Europe has been overrun by big news stories this week. The migration issue has moved from Belarus to the English Channel, as Lukashenko appeared to back down and offer repatriation flights back to the middle-eastern trouble spots from whence the migrants had been enticed. Needless to say, he has replaced one type of suffering with another.

But the Belarusian dictator has achieved one clear end in all of this. His own subjects will not be able to walk across the border into the European Union once the Poles, the Lithuanians and the Latvians have finished building fences that have cost his own regime nothing.

The migrant crisis in the Channel appears to be getting worse rather than better with entrenched mutual misunderstandings in both London and Paris. With some reason, the French blame the UK’s unregulated labour market for the pull factor, which is otherwise unaccountable.

The Brits blame the French for not keeping the migrants and refugees on the European side of the Channel, although why they should be obliged to do this remains a total mystery, unless you are an anti-European politico in London and can’t see reason even if it’s standing right before you.

And then there’s the rapidly worsening coronavirus and individual countries’ own responses. There has been movement towards reason in this case, as national leaders across Europe lay the blame not on each other, but on those who refuse to be jabbed to protect themselves and each other.

In Ukraine, we now have a much clearer idea of what’s been uppermost in Putin’s mind, with 92,000 well-equipped troops massed on the Russian side of the border. According to Kyiv, a coup has been planned to take place in early December. Hopefully this has been forestalled. But had it been successful, the new government would have then ‘invited’ its friends to come to its aid, the fiction being that the present government in Kyiv is Neo-nazi.

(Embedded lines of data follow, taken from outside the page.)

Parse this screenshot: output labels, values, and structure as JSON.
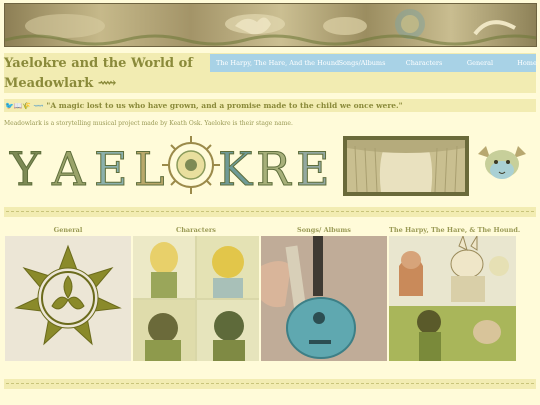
{
  "site": {
    "title": "Yaelokre and the World of Meadowlark",
    "title_line1": "Yaelokre and the World of",
    "title_line2": "Meadowlark ⟿"
  },
  "nav": {
    "items": [
      "The Harpy, The Hare, And the Hound",
      "Songs/Albums",
      "Characters",
      "General",
      "Home"
    ]
  },
  "quote": {
    "icons": "🐦📖🌾 ⟿",
    "text": "\"A magic lost to us who have grown, and a promise made to the child we once were.\""
  },
  "intro": {
    "text": "Meadowlark is a storytelling musical project made by Keath Osk. Yaelokre is their stage name."
  },
  "logo": {
    "letters": [
      "Y",
      "A",
      "E",
      "L",
      "K",
      "R",
      "E"
    ]
  },
  "gallery": {
    "labels": [
      "General",
      "Characters",
      "Songs/ Albums",
      "The Harpy, The Hare, & The Hound."
    ]
  },
  "colors": {
    "background": "#fffbd9",
    "bar": "#f2ecb2",
    "nav": "#a8d2e6",
    "text": "#8a8a3a"
  }
}
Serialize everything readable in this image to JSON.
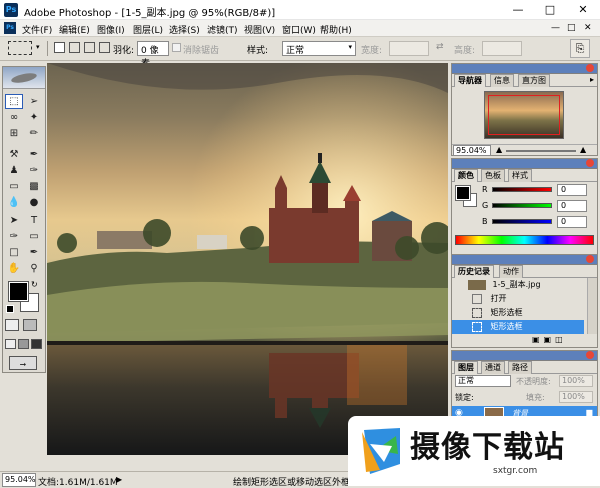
{
  "window": {
    "title": "Adobe Photoshop - [1-5_副本.jpg @ 95%(RGB/8#)]",
    "app_badge": "Ps"
  },
  "menu": [
    "文件(F)",
    "编辑(E)",
    "图像(I)",
    "图层(L)",
    "选择(S)",
    "滤镜(T)",
    "视图(V)",
    "窗口(W)",
    "帮助(H)"
  ],
  "options": {
    "feather_label": "羽化:",
    "feather_value": "0 像素",
    "antialias_label": "消除锯齿",
    "style_label": "样式:",
    "style_value": "正常",
    "width_label": "宽度:",
    "height_label": "高度:"
  },
  "navigator": {
    "tabs": [
      "导航器",
      "信息",
      "直方图"
    ],
    "zoom": "95.04%"
  },
  "color": {
    "tabs": [
      "颜色",
      "色板",
      "样式"
    ],
    "r_label": "R",
    "g_label": "G",
    "b_label": "B",
    "r": "0",
    "g": "0",
    "b": "0"
  },
  "history": {
    "tabs": [
      "历史记录",
      "动作"
    ],
    "snapshot": "1-5_副本.jpg",
    "items": [
      "打开",
      "矩形选框",
      "矩形选框"
    ]
  },
  "layers": {
    "tabs": [
      "图层",
      "通道",
      "路径"
    ],
    "blend_mode": "正常",
    "opacity_label": "不透明度:",
    "opacity_value": "100%",
    "lock_label": "锁定:",
    "fill_label": "填充:",
    "fill_value": "100%",
    "layer_name": "背景"
  },
  "status": {
    "zoom": "95.04%",
    "doc": "文档:1.61M/1.61M",
    "hint": "绘制矩形选区或移动选区外框。要用附"
  },
  "watermark": {
    "text": "摄像下载站",
    "url": "sxtgr.com"
  },
  "colors": {
    "highlight": "#3b8fe6",
    "panel_header": "#5d80bb"
  }
}
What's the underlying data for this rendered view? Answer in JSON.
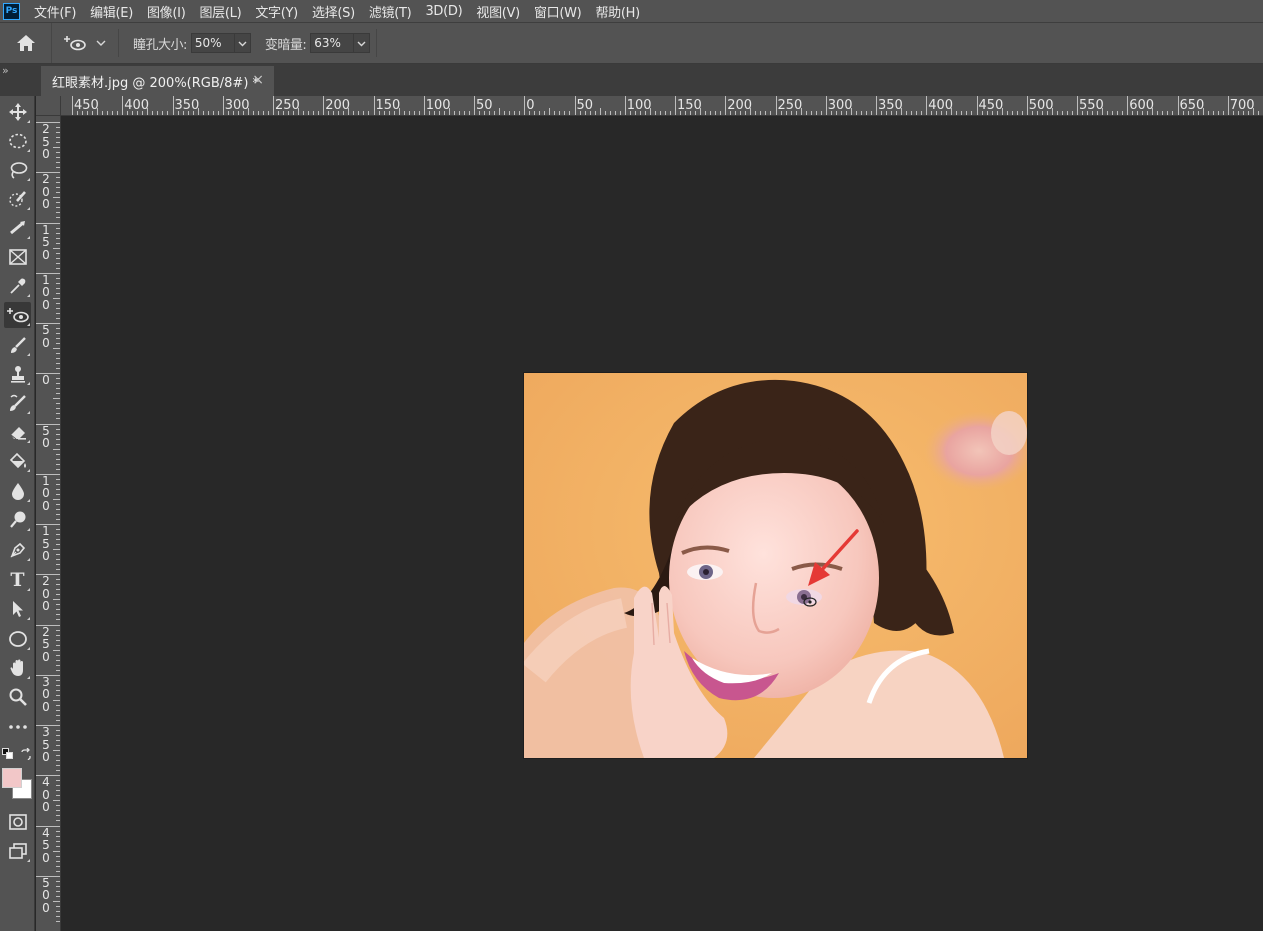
{
  "app": {
    "logo": "Ps"
  },
  "menu": [
    "文件(F)",
    "编辑(E)",
    "图像(I)",
    "图层(L)",
    "文字(Y)",
    "选择(S)",
    "滤镜(T)",
    "3D(D)",
    "视图(V)",
    "窗口(W)",
    "帮助(H)"
  ],
  "options": {
    "pupil_size_label": "瞳孔大小:",
    "pupil_size_value": "50%",
    "darken_label": "变暗量:",
    "darken_value": "63%"
  },
  "tab": {
    "title": "红眼素材.jpg @ 200%(RGB/8#) *",
    "close": "×"
  },
  "panel_collapse": "»",
  "ruler_top_labels": [
    "450",
    "400",
    "350",
    "300",
    "250",
    "200",
    "150",
    "100",
    "50",
    "0",
    "50",
    "100",
    "150",
    "200",
    "250",
    "300",
    "350",
    "400",
    "450",
    "500",
    "550",
    "600",
    "650",
    "700"
  ],
  "ruler_left_labels": [
    "250",
    "200",
    "150",
    "100",
    "50",
    "0",
    "50",
    "100",
    "150",
    "200",
    "250",
    "300",
    "350",
    "400",
    "450",
    "500"
  ],
  "tools": [
    "move-tool",
    "marquee-tool",
    "lasso-tool",
    "quick-select-tool",
    "crop-tool",
    "frame-tool",
    "eyedropper-tool",
    "red-eye-tool",
    "brush-tool",
    "stamp-tool",
    "history-brush-tool",
    "eraser-tool",
    "paint-bucket-tool",
    "blur-tool",
    "dodge-tool",
    "pen-tool",
    "type-tool",
    "path-select-tool",
    "ellipse-tool",
    "hand-tool",
    "zoom-tool",
    "more-tools"
  ],
  "colors": {
    "foreground": "#f2c7c8",
    "background": "#ffffff",
    "annotation_arrow": "#e53935",
    "ps_blue": "#31a8ff"
  },
  "type_tool_glyph": "T"
}
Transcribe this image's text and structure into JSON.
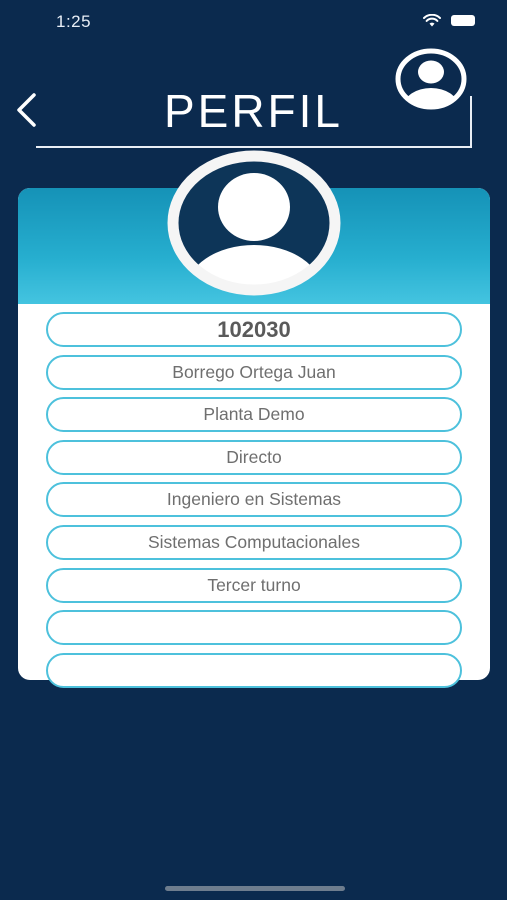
{
  "status_bar": {
    "time": "1:25"
  },
  "header": {
    "title": "PERFIL",
    "back_icon": "chevron-left-icon",
    "account_icon": "user-circle-icon"
  },
  "profile": {
    "avatar_icon": "user-avatar-icon",
    "fields": [
      {
        "value": "102030"
      },
      {
        "value": "Borrego Ortega Juan"
      },
      {
        "value": "Planta Demo"
      },
      {
        "value": "Directo"
      },
      {
        "value": "Ingeniero en Sistemas"
      },
      {
        "value": "Sistemas Computacionales"
      },
      {
        "value": "Tercer turno"
      },
      {
        "value": ""
      },
      {
        "value": ""
      }
    ]
  },
  "colors": {
    "background": "#0b2a4e",
    "accent": "#26aecf",
    "field_border": "#4dc1dc"
  }
}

Of course, Moscow denies this. That counts for less than nothing. The same trick was tried in Montenegro five years ago, orchestrated by the Russians and nipped in the bud on the day of parliamentary elections (

Those with longer memories will recall how ‘brotherly nations’ came to the aid of the Czechoslovak people during the Prague Spring of 1968. The Warsaw Pact countries were allegedly invited by patriotic forces loyal to Socialism.

Fortunately, there is no Warsaw Pact fig leaf for the Russians to try to hide behind. It’s now back to the ‘great game’ and brutally simple spheres of influence. Once the fig leaf has been blown away, we see the hard reality.